I do hope this is well received, and clears things up a bit. You do seem generally like one of the good guys, and it's a shame that we seem ro have got off on the wrong foot. However, I do not think that I owe you an apology for calling you transphobic, because I don't think I did, and because if it's not possible to write this sort of article, and point to examples, and not have to spend ages apologising for offending cis people, then trans people's voices are silenced, and that *is* transphobic.
|Date:||30th August, 2010 12:57 pm (UTC)|| |
Re: Sorry and explanation
Fail. Thanks for not helping.
|Date:||2nd September, 2010 12:55 pm (UTC)|| |
Re: Sorry and explanation
From someone without cis-privilege: I think you've done nothing wrong. Sorry you seem to have wandered into a pit of venom and hate (from some commenters, not all, obviously).
This whole thing is probably why I don't involve myself in more trans community stuff.
Take questionable comfort in the fact that I've seen feminists behaving just as rudely.
|Date:||2nd September, 2010 12:56 pm (UTC)|| |
Re: Sorry and explanation
How can I put this politely?
Oh, I can't.
|Date:||3rd September, 2010 09:18 pm (UTC)|| |
Re: Sorry and explanation
Please read auntysarah's comments below. The interests of justice are not served by ignoring difficult topics, even if they are painful to engage with.
|Date:||30th August, 2010 10:18 am (UTC)|| |
Re: Sorry and explanation
I am not criticising you - I'd hoped I had made that clear in my article, as I very directly said so. Indeed, I am grateful to you for giving me the jumping off point for writing his post.
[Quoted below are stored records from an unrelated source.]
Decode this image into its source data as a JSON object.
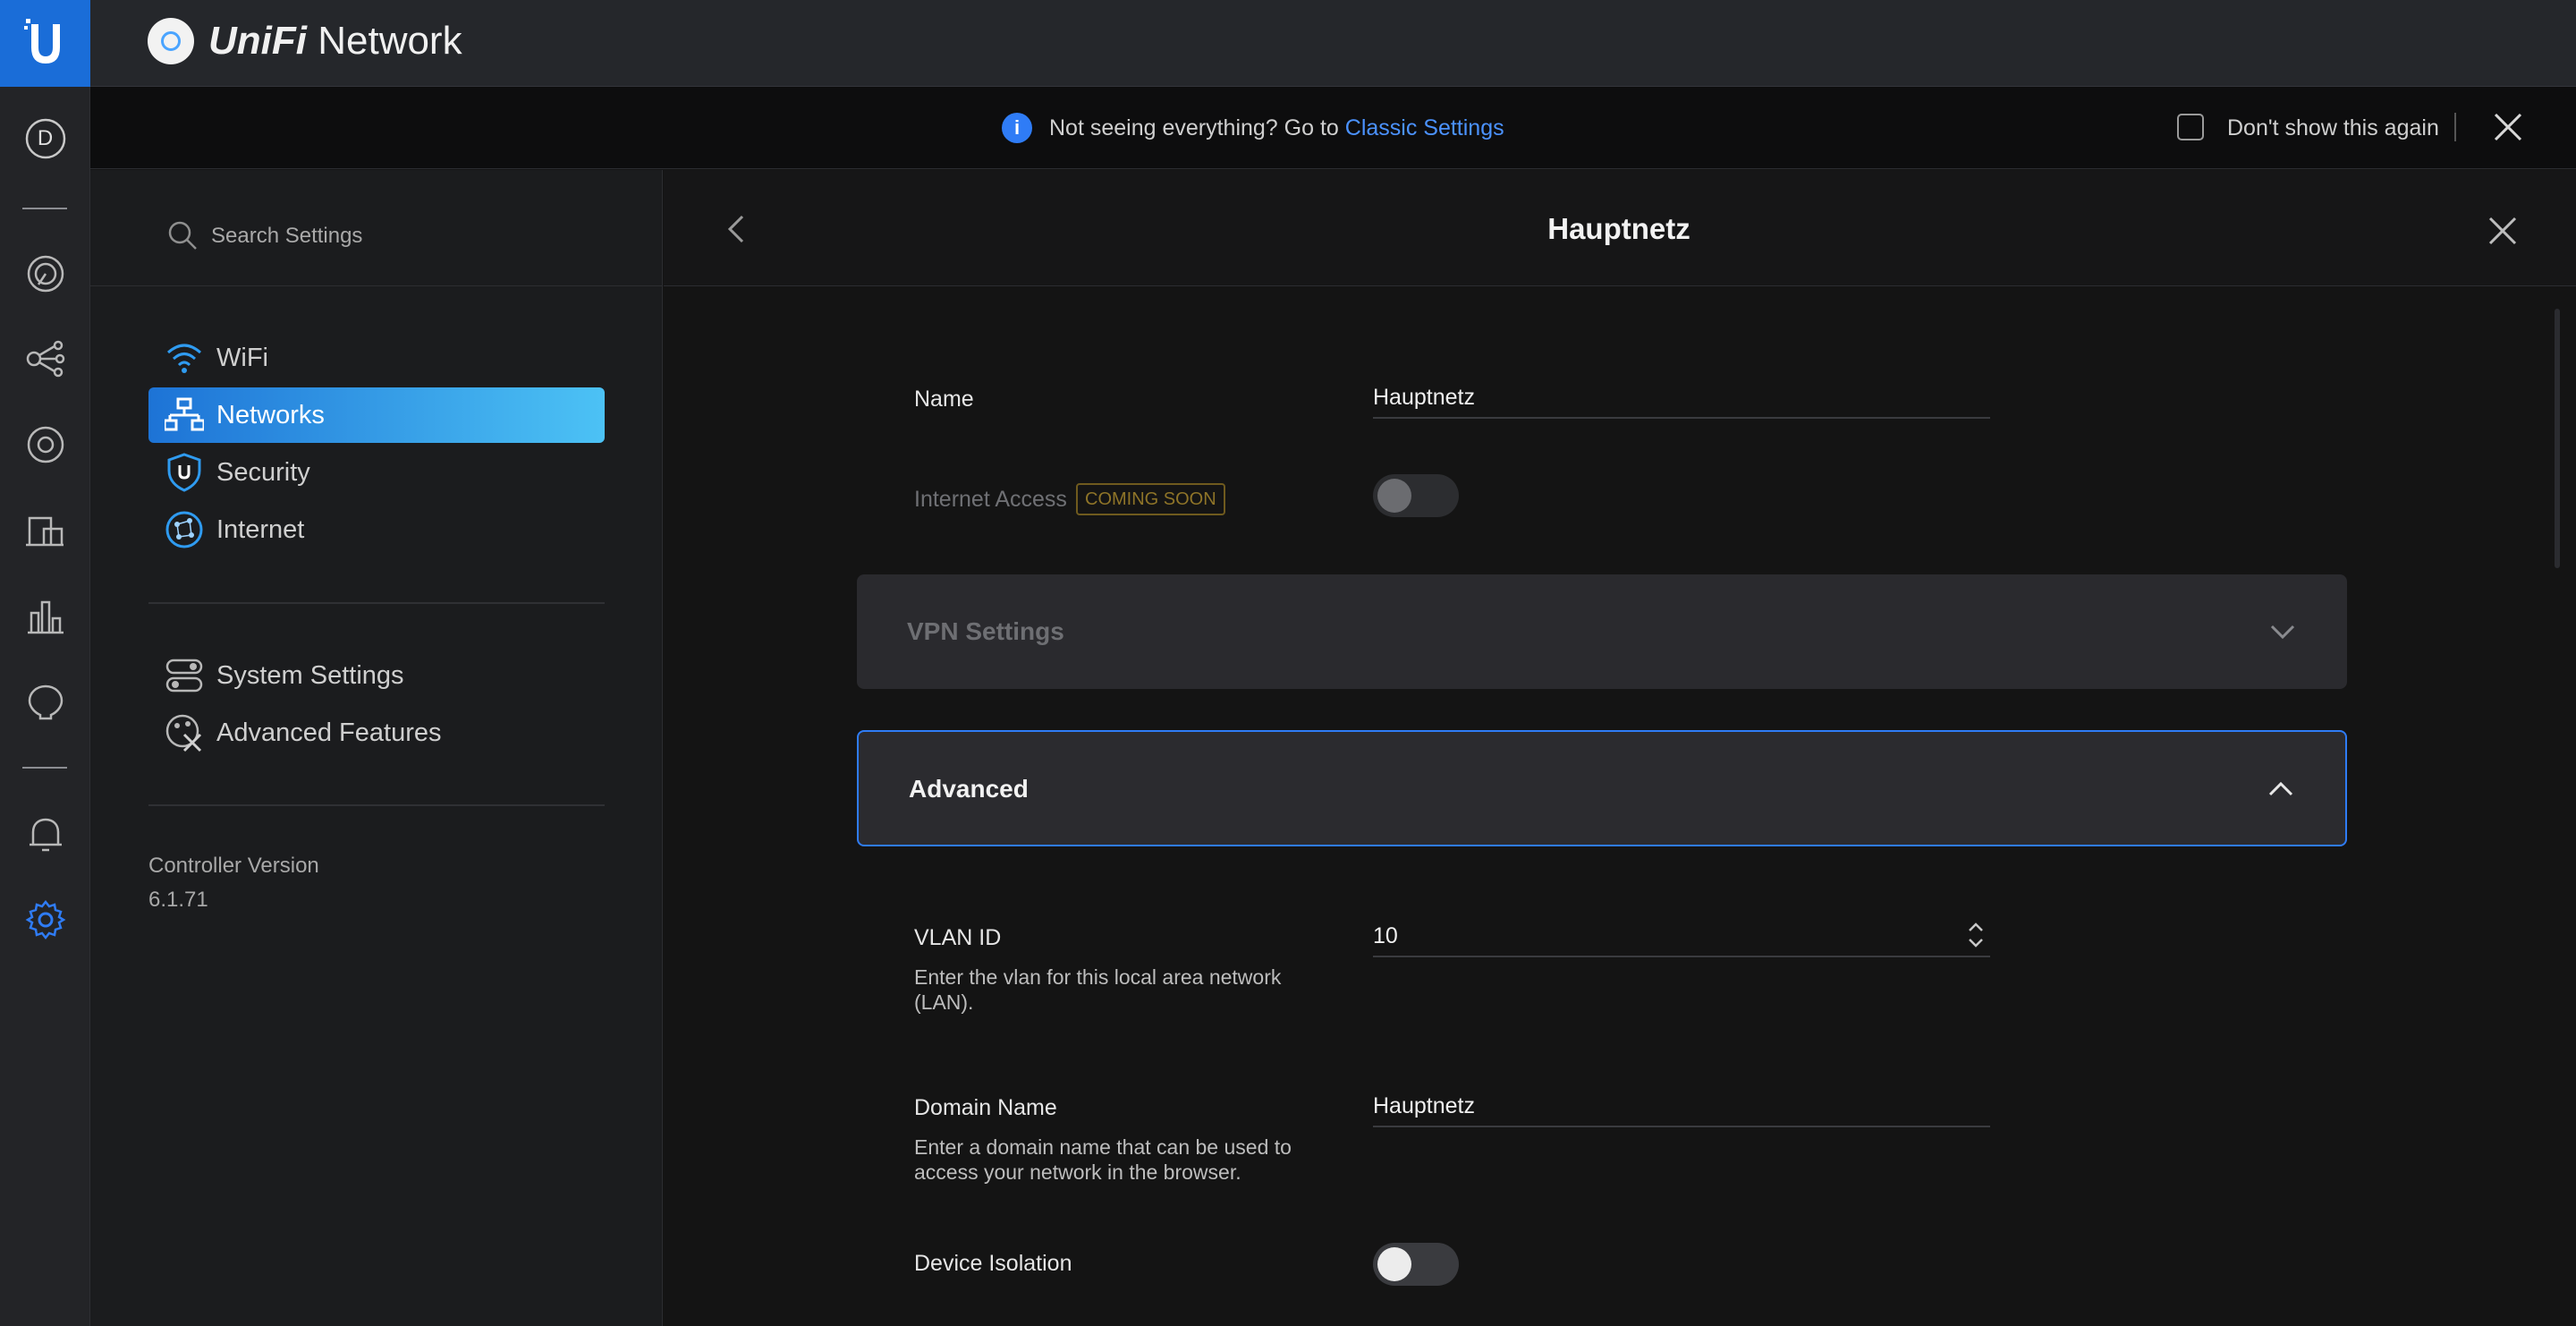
{
  "app": {
    "brand_first": "UniFi",
    "brand_second": "Network"
  },
  "rail": {
    "avatar_letter": "D",
    "items": [
      "dashboard-icon",
      "topology-icon",
      "devices-icon",
      "clients-icon",
      "statistics-icon",
      "insights-icon",
      "notifications-icon",
      "settings-icon"
    ],
    "accent": "#1a6dd8"
  },
  "notice": {
    "text": "Not seeing everything? Go to",
    "link": "Classic Settings",
    "checkbox_label": "Don't show this again"
  },
  "sidebar": {
    "search_placeholder": "Search Settings",
    "items": [
      {
        "label": "WiFi",
        "icon": "wifi-icon"
      },
      {
        "label": "Networks",
        "icon": "networks-icon",
        "active": true
      },
      {
        "label": "Security",
        "icon": "shield-icon"
      },
      {
        "label": "Internet",
        "icon": "globe-icon"
      }
    ],
    "secondary_items": [
      {
        "label": "System Settings",
        "icon": "toggles-icon"
      },
      {
        "label": "Advanced Features",
        "icon": "tools-icon"
      }
    ],
    "version_label": "Controller Version",
    "version_value": "6.1.71"
  },
  "main": {
    "title": "Hauptnetz",
    "name_label": "Name",
    "name_value": "Hauptnetz",
    "internet_access_label": "Internet Access",
    "coming_soon_badge": "COMING SOON",
    "vpn_section": "VPN Settings",
    "advanced_section": "Advanced",
    "vlan_label": "VLAN ID",
    "vlan_desc": "Enter the vlan for this local area network (LAN).",
    "vlan_value": "10",
    "domain_label": "Domain Name",
    "domain_desc": "Enter a domain name that can be used to access your network in the browser.",
    "domain_value": "Hauptnetz",
    "isolation_label": "Device Isolation"
  }
}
The thing with transphobic is that it is insidious. Society is inherently transphobic, and we all grow up absorbing that, you, me, everyone. The way trans people are portrayed in the media is often ridiculously offensive, and it skides by without comment or censure, except from trans people. We are, in fact, quite used to various regulatory bodies telling us we should just get a sense of humour.
Your article frames the debate in the way it's usually framed. You weren't nasty to anyone, and indeed it is clear you are coming from a place that is generally supportive. However, the points that you felt compelled to make illustrate the underlying transphobia and misogyny of society. That doesn't make you transphobic, or rather no more transphobic than anyone else (myself included). It just shows how deep it runs.
Or to put it another way, if I were to write an article about trans people in toilets, intended for general consumption, I suspect I would have to address the common "man in the street" argument that trans women might rape someone in there. Someone could then quite rightly point out that the need to even say this illustrates how deeply transphobia runs in society. This would bot be a criticism of me, however.
I hope that makes things somewhat clearer?
Nothing very intelligent to say (and I have cis privilege and don't think there's much that I *should* say) except that you are wise and sensible, and thank you for writing this. And that I will try to keep these points in mind when talking about the issue with other cis people.
Sarah - I'm so sorry to read this. I wanted to say that I don't understand these attitudes at all. And being assaulted like that is ... unreal. Thank you for posting.